Unfiltered News is a new site that uses an interactive cartogram to help you find trending news stories from around the world. To find stories through Unfiltered News simply open the website and click on a topic listed within one of the circles on the map. Once you've made a selection a list of stories will appear on the right side of your screen. Click on a story to read it in full. From the menu on the right side of the screen you can choose a different location and a new list of stories will appear.

The U.S. News Map is a great resource produced by Georgia Tech and the University of Georgia. The U.S. New Map is an archive of American newspapers printed between 1836 and 1925. You can search the archive by entering a keyword or phrase. The results of your search will be displayed on an interactive map. Click on any of the markers on the map and you'll be shown a list of newspaper articles related to your search term. Click on a listed article to read it on the Library of Congress' Chronicling America website.
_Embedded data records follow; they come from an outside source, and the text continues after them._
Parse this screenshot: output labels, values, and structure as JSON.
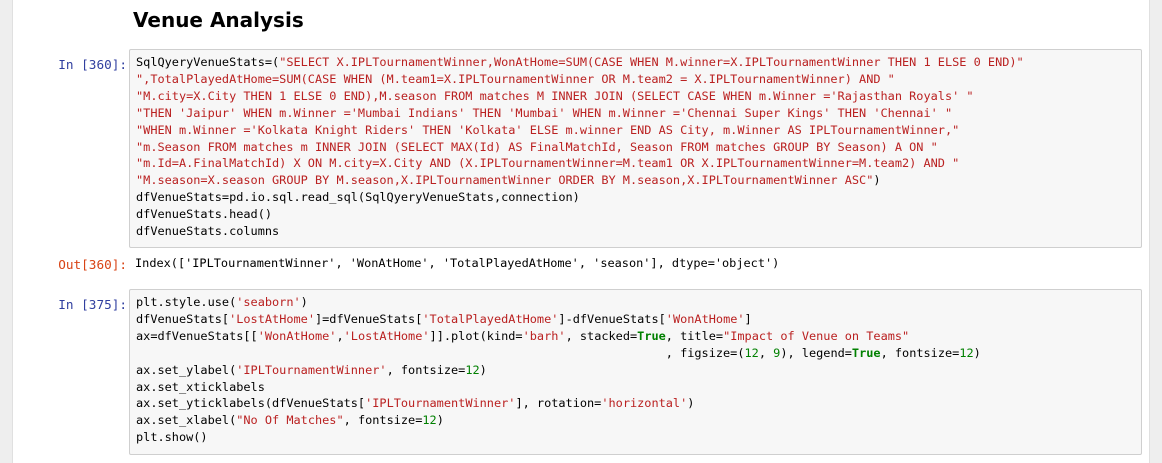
{
  "heading": "Venue Analysis",
  "cells": {
    "cell1": {
      "prompt_in": "In [360]:",
      "prompt_out": "Out[360]:",
      "lines": [
        [
          {
            "t": "SqlQyeryVenueStats=(",
            "c": ""
          },
          {
            "t": "\"SELECT X.IPLTournamentWinner,WonAtHome=SUM(CASE WHEN M.winner=X.IPLTournamentWinner THEN 1 ELSE 0 END)\"",
            "c": "s"
          }
        ],
        [
          {
            "t": "\",TotalPlayedAtHome=SUM(CASE WHEN (M.team1=X.IPLTournamentWinner OR M.team2 = X.IPLTournamentWinner) AND \"",
            "c": "s"
          }
        ],
        [
          {
            "t": "\"M.city=X.City THEN 1 ELSE 0 END),M.season FROM matches M INNER JOIN (SELECT CASE WHEN m.Winner ='Rajasthan Royals' \"",
            "c": "s"
          }
        ],
        [
          {
            "t": "\"THEN 'Jaipur' WHEN m.Winner ='Mumbai Indians' THEN 'Mumbai' WHEN m.Winner ='Chennai Super Kings' THEN 'Chennai' \"",
            "c": "s"
          }
        ],
        [
          {
            "t": "\"WHEN m.Winner ='Kolkata Knight Riders' THEN 'Kolkata' ELSE m.winner END AS City, m.Winner AS IPLTournamentWinner,\"",
            "c": "s"
          }
        ],
        [
          {
            "t": "\"m.Season FROM matches m INNER JOIN (SELECT MAX(Id) AS FinalMatchId, Season FROM matches GROUP BY Season) A ON \"",
            "c": "s"
          }
        ],
        [
          {
            "t": "\"m.Id=A.FinalMatchId) X ON M.city=X.City AND (X.IPLTournamentWinner=M.team1 OR X.IPLTournamentWinner=M.team2) AND \"",
            "c": "s"
          }
        ],
        [
          {
            "t": "\"M.season=X.season GROUP BY M.season,X.IPLTournamentWinner ORDER BY M.season,X.IPLTournamentWinner ASC\"",
            "c": "s"
          },
          {
            "t": ")",
            "c": ""
          }
        ],
        [
          {
            "t": "dfVenueStats=pd.io.sql.read_sql(SqlQyeryVenueStats,connection)",
            "c": ""
          }
        ],
        [
          {
            "t": "dfVenueStats.head()",
            "c": ""
          }
        ],
        [
          {
            "t": "dfVenueStats.columns",
            "c": ""
          }
        ]
      ],
      "output": "Index(['IPLTournamentWinner', 'WonAtHome', 'TotalPlayedAtHome', 'season'], dtype='object')"
    },
    "cell2": {
      "prompt_in": "In [375]:",
      "lines": [
        [
          {
            "t": "plt.style.use(",
            "c": ""
          },
          {
            "t": "'seaborn'",
            "c": "s"
          },
          {
            "t": ")",
            "c": ""
          }
        ],
        [
          {
            "t": "dfVenueStats[",
            "c": ""
          },
          {
            "t": "'LostAtHome'",
            "c": "s"
          },
          {
            "t": "]=dfVenueStats[",
            "c": ""
          },
          {
            "t": "'TotalPlayedAtHome'",
            "c": "s"
          },
          {
            "t": "]-dfVenueStats[",
            "c": ""
          },
          {
            "t": "'WonAtHome'",
            "c": "s"
          },
          {
            "t": "]",
            "c": ""
          }
        ],
        [
          {
            "t": "ax=dfVenueStats[[",
            "c": ""
          },
          {
            "t": "'WonAtHome'",
            "c": "s"
          },
          {
            "t": ",",
            "c": ""
          },
          {
            "t": "'LostAtHome'",
            "c": "s"
          },
          {
            "t": "]].plot(kind=",
            "c": ""
          },
          {
            "t": "'barh'",
            "c": "s"
          },
          {
            "t": ", stacked=",
            "c": ""
          },
          {
            "t": "True",
            "c": "k"
          },
          {
            "t": ", title=",
            "c": ""
          },
          {
            "t": "\"Impact of Venue on Teams\"",
            "c": "s"
          }
        ],
        [
          {
            "t": "                                                                          , figsize=(",
            "c": ""
          },
          {
            "t": "12",
            "c": "n"
          },
          {
            "t": ", ",
            "c": ""
          },
          {
            "t": "9",
            "c": "n"
          },
          {
            "t": "), legend=",
            "c": ""
          },
          {
            "t": "True",
            "c": "k"
          },
          {
            "t": ", fontsize=",
            "c": ""
          },
          {
            "t": "12",
            "c": "n"
          },
          {
            "t": ")",
            "c": ""
          }
        ],
        [
          {
            "t": "ax.set_ylabel(",
            "c": ""
          },
          {
            "t": "'IPLTournamentWinner'",
            "c": "s"
          },
          {
            "t": ", fontsize=",
            "c": ""
          },
          {
            "t": "12",
            "c": "n"
          },
          {
            "t": ")",
            "c": ""
          }
        ],
        [
          {
            "t": "ax.set_xticklabels",
            "c": ""
          }
        ],
        [
          {
            "t": "ax.set_yticklabels(dfVenueStats[",
            "c": ""
          },
          {
            "t": "'IPLTournamentWinner'",
            "c": "s"
          },
          {
            "t": "], rotation=",
            "c": ""
          },
          {
            "t": "'horizontal'",
            "c": "s"
          },
          {
            "t": ")",
            "c": ""
          }
        ],
        [
          {
            "t": "ax.set_xlabel(",
            "c": ""
          },
          {
            "t": "\"No Of Matches\"",
            "c": "s"
          },
          {
            "t": ", fontsize=",
            "c": ""
          },
          {
            "t": "12",
            "c": "n"
          },
          {
            "t": ")",
            "c": ""
          }
        ],
        [
          {
            "t": "plt.show()",
            "c": ""
          }
        ]
      ]
    }
  }
}
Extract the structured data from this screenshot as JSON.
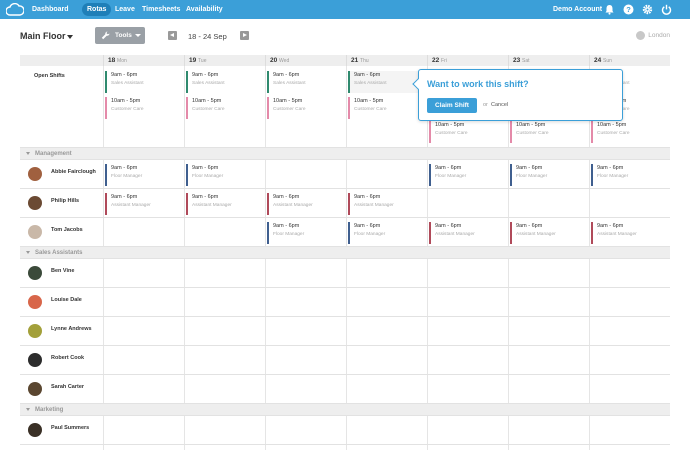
{
  "nav": {
    "items": [
      {
        "label": "Dashboard",
        "active": false
      },
      {
        "label": "Rotas",
        "active": true
      },
      {
        "label": "Leave",
        "active": false
      },
      {
        "label": "Timesheets",
        "active": false
      },
      {
        "label": "Availability",
        "active": false
      }
    ],
    "account": "Demo Account",
    "icons": [
      "bell-icon",
      "help-icon",
      "gear-icon",
      "power-icon"
    ]
  },
  "toolbar": {
    "title": "Main Floor",
    "tools_label": "Tools",
    "week_range": "18 - 24 Sep",
    "location": "London"
  },
  "days": [
    {
      "num": "18",
      "name": "Mon"
    },
    {
      "num": "19",
      "name": "Tue"
    },
    {
      "num": "20",
      "name": "Wed"
    },
    {
      "num": "21",
      "name": "Thu"
    },
    {
      "num": "22",
      "name": "Fri"
    },
    {
      "num": "23",
      "name": "Sat"
    },
    {
      "num": "24",
      "name": "Sun"
    }
  ],
  "open_shifts_label": "Open Shifts",
  "sections": {
    "management": "Management",
    "sales": "Sales Assistants",
    "marketing": "Marketing"
  },
  "people": {
    "abbie": "Abbie Fairclough",
    "philip": "Philip Hills",
    "tom": "Tom Jacobs",
    "ben": "Ben Vine",
    "louise": "Louise Dale",
    "lynne": "Lynne Andrews",
    "robert": "Robert Cook",
    "sarah": "Sarah Carter",
    "paul": "Paul Summers"
  },
  "shift_texts": {
    "t_9_6": "9am - 6pm",
    "t_10_5": "10am - 5pm",
    "r_sales": "Sales Assistant",
    "r_care": "Customer Care",
    "r_floor": "Floor Manager",
    "r_asst": "Assistant Manager"
  },
  "popover": {
    "question": "Want to work this shift?",
    "claim": "Claim Shift",
    "or": "or",
    "cancel": "Cancel"
  },
  "colors": {
    "brand": "#3b9fd8",
    "sales_bar": "#2f8a6e",
    "care_bar": "#e48aa9",
    "floor_bar": "#3f5f8f",
    "asst_bar": "#b04a5a"
  }
}
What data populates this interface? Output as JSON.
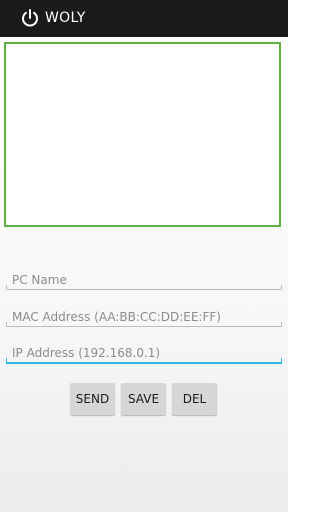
{
  "app": {
    "title": "WOLY",
    "icon": "power-icon"
  },
  "form": {
    "pc_name_placeholder": "PC Name",
    "mac_placeholder": "MAC Address (AA:BB:CC:DD:EE:FF)",
    "ip_placeholder": "IP Address (192.168.0.1)"
  },
  "buttons": {
    "send": "SEND",
    "save": "SAVE",
    "del": "DEL"
  },
  "colors": {
    "actionbar": "#1b1b1b",
    "log_border": "#5eb043",
    "focus_accent": "#33b5e5"
  }
}
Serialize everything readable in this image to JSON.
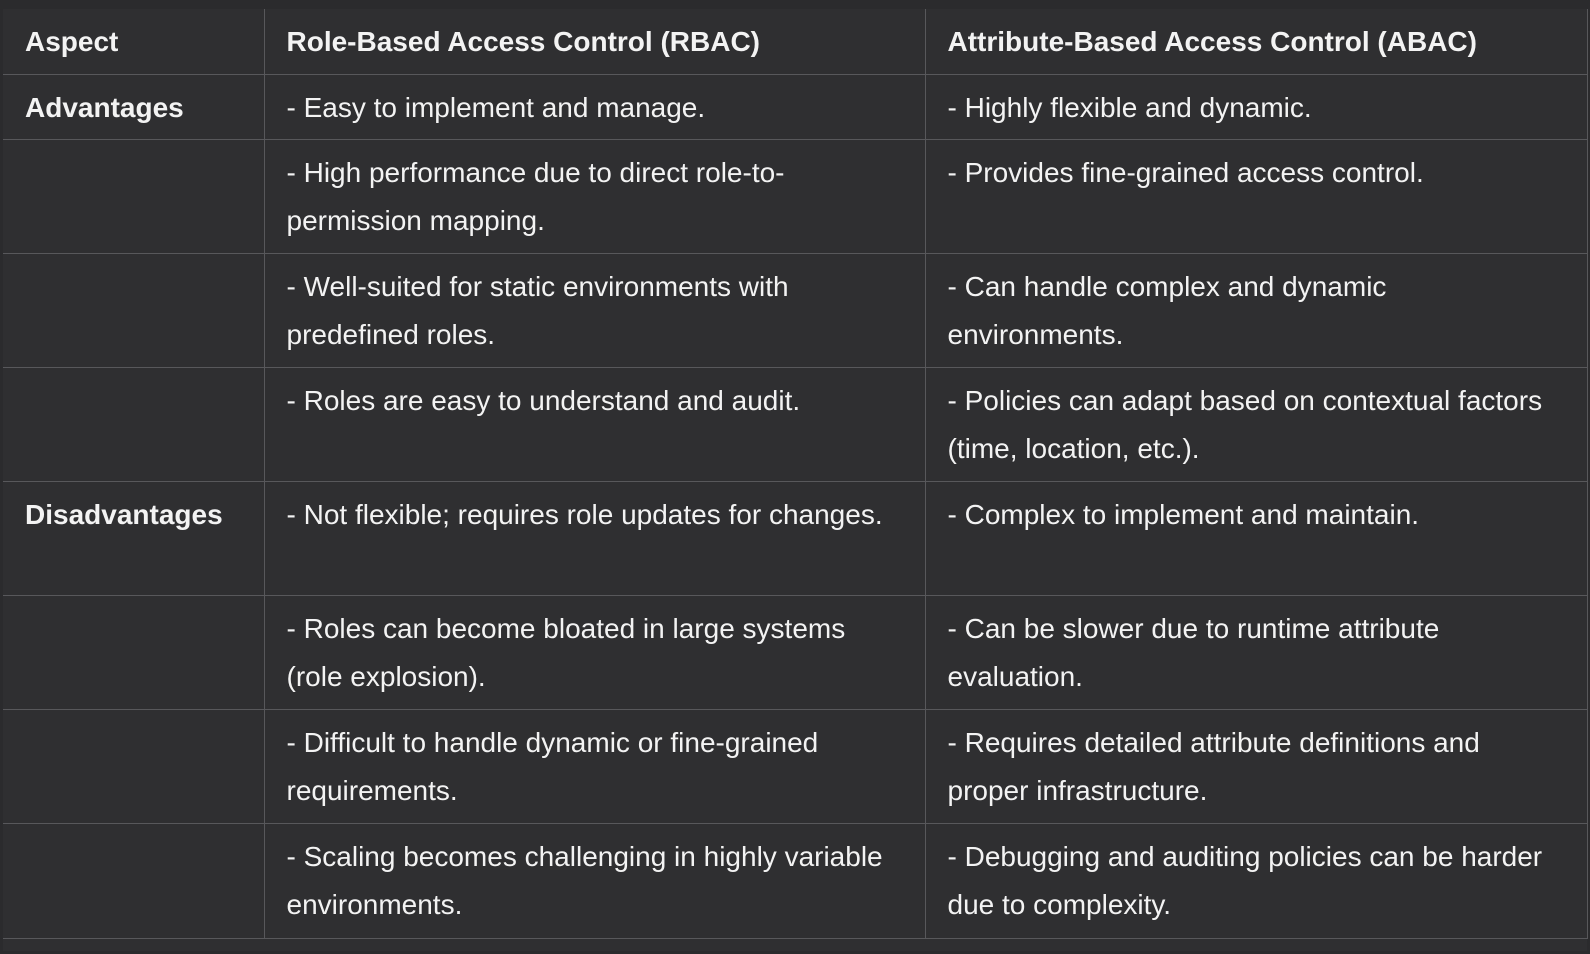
{
  "headers": [
    "Aspect",
    "Role-Based Access Control (RBAC)",
    "Attribute-Based Access Control (ABAC)"
  ],
  "rows": [
    {
      "aspect": "Advantages",
      "rbac": "- Easy to implement and manage.",
      "abac": "- Highly flexible and dynamic."
    },
    {
      "aspect": "",
      "rbac": "- High performance due to direct role-to-permission mapping.",
      "abac": "- Provides fine-grained access control."
    },
    {
      "aspect": "",
      "rbac": "- Well-suited for static environments with predefined roles.",
      "abac": "- Can handle complex and dynamic environments."
    },
    {
      "aspect": "",
      "rbac": "- Roles are easy to understand and audit.",
      "abac": "- Policies can adapt based on contextual factors (time, location, etc.)."
    },
    {
      "aspect": "Disadvantages",
      "rbac": "- Not flexible; requires role updates for changes.",
      "abac": "- Complex to implement and maintain."
    },
    {
      "aspect": "",
      "rbac": "- Roles can become bloated in large systems (role explosion).",
      "abac": "- Can be slower due to runtime attribute evaluation."
    },
    {
      "aspect": "",
      "rbac": "- Difficult to handle dynamic or fine-grained requirements.",
      "abac": "- Requires detailed attribute definitions and proper infrastructure."
    },
    {
      "aspect": "",
      "rbac": "- Scaling becomes challenging in highly variable environments.",
      "abac": "- Debugging and auditing policies can be harder due to complexity."
    }
  ]
}
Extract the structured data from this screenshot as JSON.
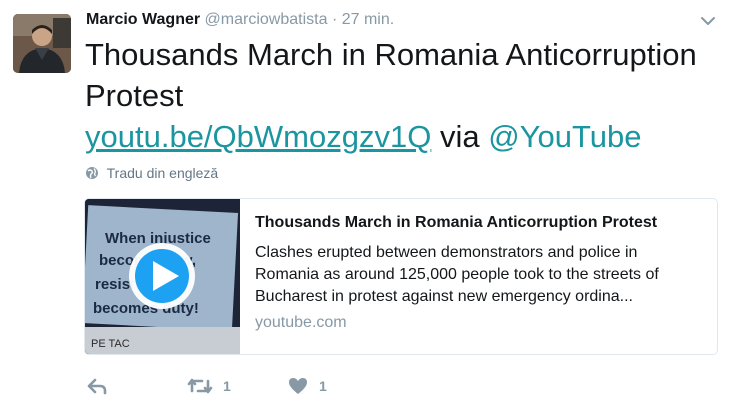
{
  "tweet": {
    "author_name": "Marcio Wagner",
    "author_handle": "@marciowbatista",
    "separator": "·",
    "time": "27 min.",
    "text_plain": "Thousands March in Romania Anticorruption Protest",
    "link_text": "youtu.be/QbWmozgzv1Q",
    "via_text": "via",
    "mention_text": "@YouTube",
    "translate_label": "Tradu din engleză"
  },
  "card": {
    "title": "Thousands March in Romania Anticorruption Protest",
    "description": "Clashes erupted between demonstrators and police in Romania as around 125,000 people took to the streets of Bucharest in protest against new emergency ordina...",
    "domain": "youtube.com",
    "thumbnail_sign_lines": [
      "When injustice",
      "becomes law,",
      "resistance",
      "becomes duty!"
    ],
    "thumbnail_footer": "PE TAC"
  },
  "actions": {
    "reply_count": "",
    "retweet_count": "1",
    "like_count": "1"
  },
  "colors": {
    "link": "#1b95a0",
    "muted": "#8899a6",
    "border": "#e1e8ed"
  }
}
Get Organized With Google Classroom, Meet, and Calendar

Like a lot of you, I’ll be using Google Classroom, Google Meet and Google Calendar more than ever before this fall. I’ve been using these tools for years, but I know that many of you will be using them extensively for the first time. This Wednesday at 4pm ET I’m hosting a webinar for you!

On Wednesday at 4pm ET I’m hosting Get Organized With Google Classroom, Meet, and Calendar. This webinar is intended for those who are new to using Google Classroom, Google Calendar, and Google Meet. It’s also a good refresher for those who haven’t used Classroom, Calendar, or Meet in a while and want to see what’s new and helpful.

Highlights of the webinar:

  • How to schedule and host Google Meet events.
  • Tips for keeping students engaged in Google Meet.
  • How to streamline your workflow through Google Classroom.
  • How to organize and share resources with students.
  • How to manage multiple course calendars without losing your mind.
  • How to save time when giving feedback on students’ documents and presentations.

What’s included in your registration:
  • Access to the live webinar and Q&A.
  • Recording of the webinar.
  • PD certificate.

Register Here!

The primary way that I'm able to keep FreeTech4Teachers.com running is through the support of those of you who hire me for professional development services and enroll in my PracticalEdTech.com webinars. That is why I advertise these paid webinars on this blog. 




Register Here!